[Task details]: Copy each line in the data below that contains the word "role".

[Page and application data records]:

- - -

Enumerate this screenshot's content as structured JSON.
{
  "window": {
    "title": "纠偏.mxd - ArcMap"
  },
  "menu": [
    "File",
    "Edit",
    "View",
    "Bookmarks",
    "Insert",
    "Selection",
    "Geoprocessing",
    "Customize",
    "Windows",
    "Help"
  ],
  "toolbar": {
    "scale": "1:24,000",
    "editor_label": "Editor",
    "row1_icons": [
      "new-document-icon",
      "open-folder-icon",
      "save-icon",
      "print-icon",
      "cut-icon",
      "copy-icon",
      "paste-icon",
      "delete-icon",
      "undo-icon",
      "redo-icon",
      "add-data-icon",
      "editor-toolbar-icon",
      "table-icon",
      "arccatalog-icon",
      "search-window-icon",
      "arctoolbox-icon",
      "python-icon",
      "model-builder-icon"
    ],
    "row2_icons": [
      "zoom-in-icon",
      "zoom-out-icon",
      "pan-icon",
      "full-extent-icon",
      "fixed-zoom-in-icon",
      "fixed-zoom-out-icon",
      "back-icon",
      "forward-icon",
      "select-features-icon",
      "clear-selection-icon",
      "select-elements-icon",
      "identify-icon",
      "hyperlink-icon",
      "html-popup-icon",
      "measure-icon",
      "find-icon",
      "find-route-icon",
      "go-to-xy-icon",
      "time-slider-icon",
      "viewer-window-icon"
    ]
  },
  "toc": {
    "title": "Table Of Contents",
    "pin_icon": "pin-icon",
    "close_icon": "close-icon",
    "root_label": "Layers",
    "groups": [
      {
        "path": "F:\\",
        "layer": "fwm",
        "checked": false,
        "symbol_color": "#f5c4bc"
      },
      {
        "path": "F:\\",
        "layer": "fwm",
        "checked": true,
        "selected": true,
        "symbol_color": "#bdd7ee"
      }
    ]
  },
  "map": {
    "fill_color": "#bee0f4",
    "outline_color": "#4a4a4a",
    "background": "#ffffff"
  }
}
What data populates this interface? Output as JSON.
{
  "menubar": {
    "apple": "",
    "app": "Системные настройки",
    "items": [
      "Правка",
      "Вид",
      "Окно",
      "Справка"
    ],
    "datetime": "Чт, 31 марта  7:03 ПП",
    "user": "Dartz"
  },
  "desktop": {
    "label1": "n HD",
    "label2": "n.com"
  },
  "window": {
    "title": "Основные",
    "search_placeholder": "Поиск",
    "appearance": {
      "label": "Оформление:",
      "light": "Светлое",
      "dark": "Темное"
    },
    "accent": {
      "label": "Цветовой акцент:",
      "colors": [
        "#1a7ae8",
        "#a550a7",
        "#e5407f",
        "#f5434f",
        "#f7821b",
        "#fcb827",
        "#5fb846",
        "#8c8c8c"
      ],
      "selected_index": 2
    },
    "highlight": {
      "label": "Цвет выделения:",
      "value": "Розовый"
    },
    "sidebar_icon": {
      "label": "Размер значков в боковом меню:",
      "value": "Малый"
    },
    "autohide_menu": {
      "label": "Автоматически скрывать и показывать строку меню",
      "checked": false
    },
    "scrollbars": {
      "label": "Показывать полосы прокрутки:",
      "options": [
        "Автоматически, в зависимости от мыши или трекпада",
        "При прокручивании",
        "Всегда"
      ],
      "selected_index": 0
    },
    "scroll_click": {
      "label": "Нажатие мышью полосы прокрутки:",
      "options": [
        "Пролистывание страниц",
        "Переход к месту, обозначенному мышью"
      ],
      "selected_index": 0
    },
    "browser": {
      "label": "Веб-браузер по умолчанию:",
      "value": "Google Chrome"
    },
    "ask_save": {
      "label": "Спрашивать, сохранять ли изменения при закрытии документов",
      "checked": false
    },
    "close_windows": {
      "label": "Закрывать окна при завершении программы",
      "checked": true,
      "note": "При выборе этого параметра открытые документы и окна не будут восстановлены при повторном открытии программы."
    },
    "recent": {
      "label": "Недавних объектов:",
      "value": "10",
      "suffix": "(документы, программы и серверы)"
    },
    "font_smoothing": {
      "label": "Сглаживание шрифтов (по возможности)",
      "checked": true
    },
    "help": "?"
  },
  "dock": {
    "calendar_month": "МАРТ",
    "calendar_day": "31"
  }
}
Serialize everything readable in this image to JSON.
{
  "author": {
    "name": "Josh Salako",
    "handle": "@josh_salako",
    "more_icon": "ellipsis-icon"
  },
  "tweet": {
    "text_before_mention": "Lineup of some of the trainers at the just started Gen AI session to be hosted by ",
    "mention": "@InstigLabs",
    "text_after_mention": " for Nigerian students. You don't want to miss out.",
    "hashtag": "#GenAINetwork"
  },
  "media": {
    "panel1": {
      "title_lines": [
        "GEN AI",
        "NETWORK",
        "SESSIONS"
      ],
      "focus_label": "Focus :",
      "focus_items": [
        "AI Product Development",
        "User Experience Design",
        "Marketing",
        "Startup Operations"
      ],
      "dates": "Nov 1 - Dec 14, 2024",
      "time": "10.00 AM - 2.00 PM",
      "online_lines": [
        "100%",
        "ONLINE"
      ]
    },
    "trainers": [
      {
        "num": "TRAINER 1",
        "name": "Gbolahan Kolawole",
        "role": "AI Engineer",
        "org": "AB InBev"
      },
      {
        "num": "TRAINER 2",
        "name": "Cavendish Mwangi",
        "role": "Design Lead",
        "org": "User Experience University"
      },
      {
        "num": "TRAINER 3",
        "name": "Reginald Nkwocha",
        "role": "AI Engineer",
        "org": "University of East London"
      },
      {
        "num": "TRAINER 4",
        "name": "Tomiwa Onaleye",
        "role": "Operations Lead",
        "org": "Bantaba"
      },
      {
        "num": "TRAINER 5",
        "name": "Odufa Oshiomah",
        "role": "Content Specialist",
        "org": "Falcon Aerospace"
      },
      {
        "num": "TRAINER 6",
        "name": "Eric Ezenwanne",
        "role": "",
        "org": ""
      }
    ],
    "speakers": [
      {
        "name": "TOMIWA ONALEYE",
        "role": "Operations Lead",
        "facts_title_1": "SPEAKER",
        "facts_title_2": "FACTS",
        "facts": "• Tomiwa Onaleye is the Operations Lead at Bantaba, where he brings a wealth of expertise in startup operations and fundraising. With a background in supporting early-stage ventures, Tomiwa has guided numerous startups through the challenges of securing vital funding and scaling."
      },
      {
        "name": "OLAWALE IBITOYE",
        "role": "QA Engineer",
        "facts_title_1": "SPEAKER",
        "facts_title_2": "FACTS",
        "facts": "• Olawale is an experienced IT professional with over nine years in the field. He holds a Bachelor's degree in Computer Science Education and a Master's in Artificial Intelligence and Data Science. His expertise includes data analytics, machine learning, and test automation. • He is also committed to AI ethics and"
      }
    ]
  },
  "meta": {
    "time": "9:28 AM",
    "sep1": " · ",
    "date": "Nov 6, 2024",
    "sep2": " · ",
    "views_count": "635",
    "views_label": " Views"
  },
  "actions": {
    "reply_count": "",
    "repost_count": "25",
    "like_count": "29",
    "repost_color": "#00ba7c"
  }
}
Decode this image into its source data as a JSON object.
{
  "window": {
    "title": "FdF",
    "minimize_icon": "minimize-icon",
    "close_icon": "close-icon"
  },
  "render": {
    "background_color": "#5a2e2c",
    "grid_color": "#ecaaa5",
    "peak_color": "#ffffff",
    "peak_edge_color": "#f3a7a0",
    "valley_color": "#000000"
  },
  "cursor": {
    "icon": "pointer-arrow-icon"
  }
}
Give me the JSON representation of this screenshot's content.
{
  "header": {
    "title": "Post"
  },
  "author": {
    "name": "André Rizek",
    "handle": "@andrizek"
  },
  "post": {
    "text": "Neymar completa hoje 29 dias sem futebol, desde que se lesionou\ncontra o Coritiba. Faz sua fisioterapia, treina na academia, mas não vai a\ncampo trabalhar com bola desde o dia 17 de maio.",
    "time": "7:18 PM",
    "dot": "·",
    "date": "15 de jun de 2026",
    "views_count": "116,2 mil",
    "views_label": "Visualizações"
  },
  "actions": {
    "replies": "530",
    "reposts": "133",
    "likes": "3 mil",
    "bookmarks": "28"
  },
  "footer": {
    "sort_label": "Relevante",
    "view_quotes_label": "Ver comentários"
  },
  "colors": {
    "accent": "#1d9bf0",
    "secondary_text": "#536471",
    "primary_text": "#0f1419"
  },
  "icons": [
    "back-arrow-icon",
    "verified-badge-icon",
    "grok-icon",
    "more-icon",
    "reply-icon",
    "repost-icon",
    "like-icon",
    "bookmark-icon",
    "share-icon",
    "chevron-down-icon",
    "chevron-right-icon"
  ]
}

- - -

[Task result]:
        "role": "AI Engineer",
        "role": "Design Lead",
        "role": "AI Engineer",
        "role": "Operations Lead",
        "role": "Content Specialist",
        "role": "",
        "role": "Operations Lead",
        "role": "QA Engineer",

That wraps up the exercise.